**Task instructions:**
Could you return every line of the records below that contains the word "title"?

**Entries shown:**
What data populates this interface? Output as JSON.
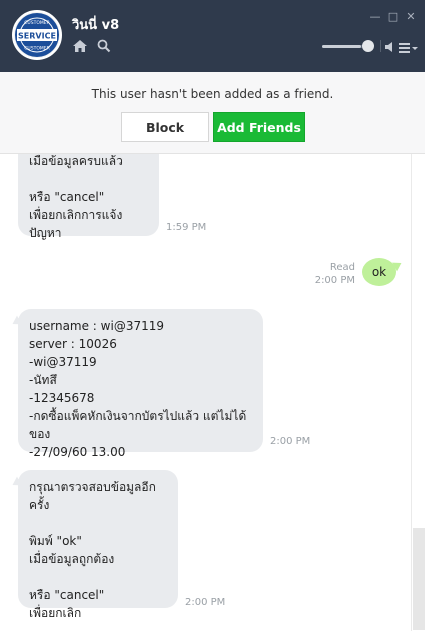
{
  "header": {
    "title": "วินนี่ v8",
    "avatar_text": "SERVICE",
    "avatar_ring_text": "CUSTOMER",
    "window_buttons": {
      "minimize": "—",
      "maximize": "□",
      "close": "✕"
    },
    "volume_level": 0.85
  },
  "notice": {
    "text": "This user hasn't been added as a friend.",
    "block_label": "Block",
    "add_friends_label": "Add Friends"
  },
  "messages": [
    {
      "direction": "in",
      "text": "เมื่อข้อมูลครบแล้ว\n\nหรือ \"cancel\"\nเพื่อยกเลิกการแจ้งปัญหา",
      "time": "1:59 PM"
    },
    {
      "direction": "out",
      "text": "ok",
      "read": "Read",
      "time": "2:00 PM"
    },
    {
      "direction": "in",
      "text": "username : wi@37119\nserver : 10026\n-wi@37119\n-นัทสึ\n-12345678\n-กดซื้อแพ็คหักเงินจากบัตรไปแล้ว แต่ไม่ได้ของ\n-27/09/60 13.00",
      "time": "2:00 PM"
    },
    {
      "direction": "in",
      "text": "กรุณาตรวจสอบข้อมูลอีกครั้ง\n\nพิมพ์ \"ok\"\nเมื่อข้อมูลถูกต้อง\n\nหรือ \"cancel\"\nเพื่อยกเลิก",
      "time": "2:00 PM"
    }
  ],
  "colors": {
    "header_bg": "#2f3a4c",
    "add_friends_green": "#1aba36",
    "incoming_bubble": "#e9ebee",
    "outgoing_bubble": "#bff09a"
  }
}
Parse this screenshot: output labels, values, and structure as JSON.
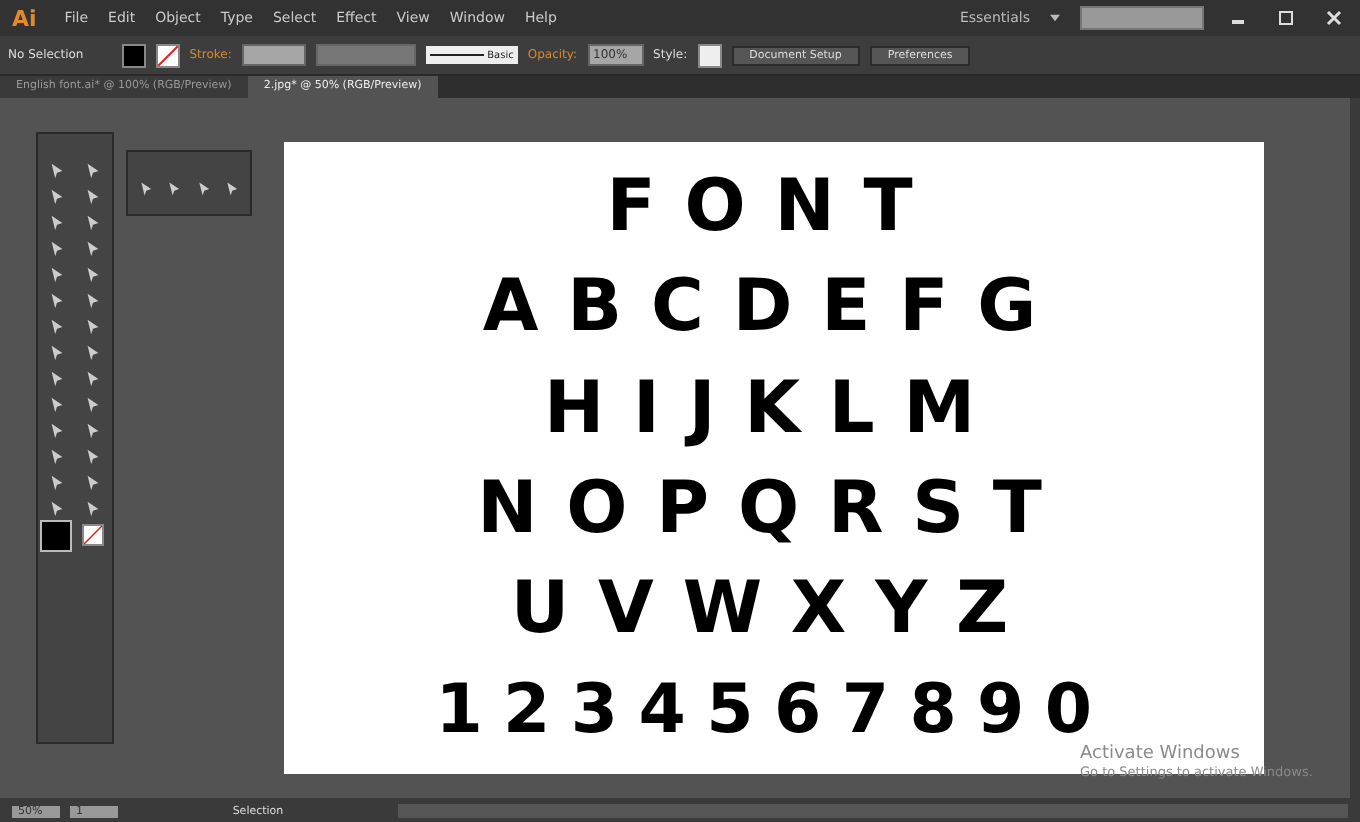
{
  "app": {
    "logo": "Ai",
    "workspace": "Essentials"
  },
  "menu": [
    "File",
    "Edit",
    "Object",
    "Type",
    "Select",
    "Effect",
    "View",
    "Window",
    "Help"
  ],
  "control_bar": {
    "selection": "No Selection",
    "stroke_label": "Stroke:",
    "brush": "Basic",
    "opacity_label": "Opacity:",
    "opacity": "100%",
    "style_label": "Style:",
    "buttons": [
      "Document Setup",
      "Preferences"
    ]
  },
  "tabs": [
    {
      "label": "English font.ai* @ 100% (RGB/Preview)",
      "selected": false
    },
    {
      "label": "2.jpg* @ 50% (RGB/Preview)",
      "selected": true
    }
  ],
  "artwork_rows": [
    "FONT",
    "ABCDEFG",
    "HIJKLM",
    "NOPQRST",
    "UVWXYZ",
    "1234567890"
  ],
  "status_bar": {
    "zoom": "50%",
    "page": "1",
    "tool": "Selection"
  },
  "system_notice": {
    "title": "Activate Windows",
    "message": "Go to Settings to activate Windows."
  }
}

**Expected answer:**
    "title": "วินนี่ v8",
    "title": "Activate Windows",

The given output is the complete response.